While some of its peers in the pharma sector are starting to recover from a wave of patent expiries on former blockbusters, Pfizer is still feeling the impact and reported lower sales and earnings in the third quarter.

The drugmaker reported net income down 19% to $2.59 billion - shy of consensus analyst estimates - on revenues down 2 per cent to $12.6 billion.

Turnover was held back by the continued impact of generic competition to cholesterol drug Lipitor (atorvastatin) and also the end of a co-promotion arrangement for Boehringer Ingelheim's chronic obstructive pulmonary disease (COPD) treatment Spiriva (tiotropium) in some markets, said chief financial officer Frank D'Amelio.

On the plus side, Pfizer's oncology portfolio put in a good performance with a 26% hike in revenues led by lung cancer drug Xalkori (crizotinib), with sales up 92% to $73 million, and Inlyta (axitinib) for kidney cancer which leaped forward 186% to $83 million.

Meanwhile, Xeljanz (tofacitinib) for arthritis continued to roll out, adding $35 million to the pot despite being rejected for approval in Europe earlier this year. Chief executive Ian Read said the firm was pleased with the launch in the US and other markets with a 53% growth in prescription volume over the second quarter.

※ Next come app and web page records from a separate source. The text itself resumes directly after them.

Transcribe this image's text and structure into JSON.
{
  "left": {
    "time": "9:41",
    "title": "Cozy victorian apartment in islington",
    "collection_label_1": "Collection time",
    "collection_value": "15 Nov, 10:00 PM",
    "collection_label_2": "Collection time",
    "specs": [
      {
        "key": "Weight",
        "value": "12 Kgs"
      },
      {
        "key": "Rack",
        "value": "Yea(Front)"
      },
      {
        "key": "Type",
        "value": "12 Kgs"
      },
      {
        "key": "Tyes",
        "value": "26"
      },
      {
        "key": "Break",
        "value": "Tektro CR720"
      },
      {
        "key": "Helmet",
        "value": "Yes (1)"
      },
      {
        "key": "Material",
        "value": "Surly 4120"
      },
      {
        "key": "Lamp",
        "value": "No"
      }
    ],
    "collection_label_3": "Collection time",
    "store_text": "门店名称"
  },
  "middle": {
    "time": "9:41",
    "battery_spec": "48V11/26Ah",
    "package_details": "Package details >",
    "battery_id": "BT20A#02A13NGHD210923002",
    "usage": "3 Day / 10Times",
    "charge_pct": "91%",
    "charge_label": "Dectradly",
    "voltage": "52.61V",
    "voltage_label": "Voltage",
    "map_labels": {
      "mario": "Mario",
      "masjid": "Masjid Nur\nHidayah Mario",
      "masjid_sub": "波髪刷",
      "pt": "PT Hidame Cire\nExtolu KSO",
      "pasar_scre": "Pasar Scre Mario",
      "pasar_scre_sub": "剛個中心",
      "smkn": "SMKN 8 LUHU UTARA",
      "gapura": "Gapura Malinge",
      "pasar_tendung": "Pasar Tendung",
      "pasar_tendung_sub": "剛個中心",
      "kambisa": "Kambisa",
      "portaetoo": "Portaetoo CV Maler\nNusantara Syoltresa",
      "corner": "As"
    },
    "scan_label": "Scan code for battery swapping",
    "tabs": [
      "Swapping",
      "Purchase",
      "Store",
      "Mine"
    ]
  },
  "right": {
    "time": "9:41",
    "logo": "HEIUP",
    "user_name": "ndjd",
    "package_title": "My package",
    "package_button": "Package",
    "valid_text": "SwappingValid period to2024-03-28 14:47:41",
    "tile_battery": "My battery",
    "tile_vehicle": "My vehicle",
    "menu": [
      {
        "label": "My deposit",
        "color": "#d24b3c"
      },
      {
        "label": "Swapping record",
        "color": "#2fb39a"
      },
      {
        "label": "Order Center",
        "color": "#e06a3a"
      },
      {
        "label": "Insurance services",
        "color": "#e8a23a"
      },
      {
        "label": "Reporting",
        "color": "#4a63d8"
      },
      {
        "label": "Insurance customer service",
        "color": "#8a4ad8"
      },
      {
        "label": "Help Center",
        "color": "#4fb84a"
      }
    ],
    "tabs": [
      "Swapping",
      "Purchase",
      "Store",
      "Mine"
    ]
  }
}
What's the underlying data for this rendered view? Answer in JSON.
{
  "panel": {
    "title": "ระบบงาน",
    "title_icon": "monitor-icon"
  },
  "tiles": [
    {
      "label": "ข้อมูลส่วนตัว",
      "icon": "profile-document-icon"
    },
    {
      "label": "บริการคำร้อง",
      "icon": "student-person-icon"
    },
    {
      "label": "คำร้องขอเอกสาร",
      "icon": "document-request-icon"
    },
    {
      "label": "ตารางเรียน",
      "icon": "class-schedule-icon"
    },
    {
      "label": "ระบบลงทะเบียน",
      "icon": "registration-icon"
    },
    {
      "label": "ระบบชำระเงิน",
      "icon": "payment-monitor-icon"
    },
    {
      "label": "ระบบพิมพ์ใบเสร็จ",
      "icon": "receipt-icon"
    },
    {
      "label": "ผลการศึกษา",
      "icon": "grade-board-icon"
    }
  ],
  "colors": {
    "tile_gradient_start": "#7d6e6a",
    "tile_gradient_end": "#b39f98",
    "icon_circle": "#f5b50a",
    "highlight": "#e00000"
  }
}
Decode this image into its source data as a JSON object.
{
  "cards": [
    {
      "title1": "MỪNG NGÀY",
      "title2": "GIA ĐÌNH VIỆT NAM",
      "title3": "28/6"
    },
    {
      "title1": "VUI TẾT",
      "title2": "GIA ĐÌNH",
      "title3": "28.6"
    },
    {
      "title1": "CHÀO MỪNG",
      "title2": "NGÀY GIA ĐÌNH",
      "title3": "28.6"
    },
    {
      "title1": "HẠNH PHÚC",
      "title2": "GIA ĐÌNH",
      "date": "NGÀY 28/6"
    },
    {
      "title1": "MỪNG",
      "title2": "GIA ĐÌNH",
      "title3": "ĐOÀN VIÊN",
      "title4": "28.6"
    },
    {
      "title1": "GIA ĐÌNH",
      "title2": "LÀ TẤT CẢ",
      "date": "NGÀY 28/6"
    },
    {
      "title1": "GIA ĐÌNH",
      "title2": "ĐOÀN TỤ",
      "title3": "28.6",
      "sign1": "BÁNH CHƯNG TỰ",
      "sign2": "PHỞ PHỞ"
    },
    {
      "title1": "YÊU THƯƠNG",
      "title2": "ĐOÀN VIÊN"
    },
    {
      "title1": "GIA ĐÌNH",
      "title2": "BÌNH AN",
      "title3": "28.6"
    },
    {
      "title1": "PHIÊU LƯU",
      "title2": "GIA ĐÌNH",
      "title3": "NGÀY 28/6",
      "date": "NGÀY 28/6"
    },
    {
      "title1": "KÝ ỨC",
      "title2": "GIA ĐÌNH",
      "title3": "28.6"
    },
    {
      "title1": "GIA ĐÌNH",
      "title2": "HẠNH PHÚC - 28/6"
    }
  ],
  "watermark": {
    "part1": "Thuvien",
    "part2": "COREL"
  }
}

Phase III trials of the drug in psoriasis, psoriatic arthritis and ulcerative colitis are also ongoing with results due in 2014 and 2015, he added.

"Our recently launched products are progressing at a measured and steady pace," said D'Amelio, although he pointed out that Pfizer is also facing the end of its co-promotion deal with Amgen's Enbrel (etanercept) in the US and Canada within 36 months from November 1, after which its current high-margin sales will be replaced by a royalty stream.

"These royalty payments will be much less than our current level of Enbrel profits," he noted. Enbrel contributed $932 million in sales outside North America, up 6% year-on-year.

There were also good performances for some established brands such as arthritis treatment Celebrex (celecoxib) which climbed 11% to $752 million in the quarter, as well as Pfizer's biggest-selling product Lyrica (pregabalin) for epilepsy, fibromyalgia and neuropathic pain, which was up 10% to $1.14 billion.

Meanwhile, Pfizer confirmed that from next year it will start reporting separate accounts for its generic medicines or 'value' unit, suggesting it may be following through on plans to spin out the business.

The company trimmed $1 billion of the the upper end of its revenue range forecasts for 2013, saying it now expects sales of S50.8 billion to $51.8 billion and earnings per share of $2.15-$2.20.